Hollywood was never a natural home to Eisenstein, and with several projects rejected, it took little to persuade him to follow Upton Sinclair south to create a film celebrating Mexico's culture, history, and revolution. The documentary - a hugely ambitious project ranging from ancient Mayan civilization to the Spanish invasion to the 1930s - ran out of funds and was abandoned. The unedited material remained in Sinclair's hands in the United States, and was carefully assembled into this version of ¡Que viva México! in 1979. The result is one of the most beautiful documentaries ever made.
Angel de fuego (Angel of Fire)
Dana Rotberg, 1991, 90 min.
Phyllis Wattis Theater
Alma is a 13-year-old fire-eater and trapeze artist whose life centers around the creaking, fantastical world of the circus. Her only joy is her love for her father, an elderly clown who impregnates her with a son before dying. Cast out by the circus, she wanders the streets before falling in with the members of a marionette theater group. The group is a ray of hope in the squalor of her life, but she must undergo a demanding purification ritual to cleanse her of sin.

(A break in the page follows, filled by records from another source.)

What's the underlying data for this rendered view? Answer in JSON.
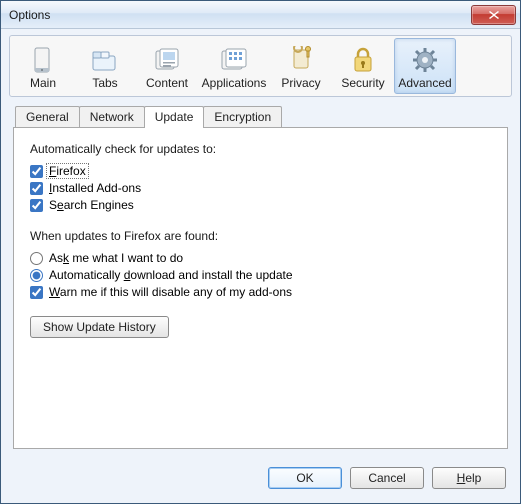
{
  "window": {
    "title": "Options"
  },
  "toolbar": {
    "items": [
      {
        "label": "Main"
      },
      {
        "label": "Tabs"
      },
      {
        "label": "Content"
      },
      {
        "label": "Applications"
      },
      {
        "label": "Privacy"
      },
      {
        "label": "Security"
      },
      {
        "label": "Advanced"
      }
    ],
    "selected_index": 6
  },
  "tabs": {
    "items": [
      {
        "label": "General"
      },
      {
        "label": "Network"
      },
      {
        "label": "Update"
      },
      {
        "label": "Encryption"
      }
    ],
    "active_index": 2
  },
  "update_panel": {
    "auto_check_label": "Automatically check for updates to:",
    "check_firefox": {
      "label": "Firefox",
      "mnemonic": "F",
      "checked": true
    },
    "check_addons": {
      "label": "Installed Add-ons",
      "mnemonic": "I",
      "checked": true
    },
    "check_search": {
      "label": "Search Engines",
      "mnemonic": "e",
      "checked": true
    },
    "found_label": "When updates to Firefox are found:",
    "radio_ask": {
      "label": "Ask me what I want to do",
      "mnemonic": "k",
      "selected": false
    },
    "radio_auto": {
      "label": "Automatically download and install the update",
      "mnemonic": "d",
      "selected": true
    },
    "warn_disable": {
      "label": "Warn me if this will disable any of my add-ons",
      "mnemonic": "W",
      "checked": true
    },
    "history_btn": "Show Update History"
  },
  "footer": {
    "ok": "OK",
    "cancel": "Cancel",
    "help": "Help",
    "help_mnemonic": "H"
  }
}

Rotberg casts a powerful aura over her material as she follows Alma through the vagaries of life.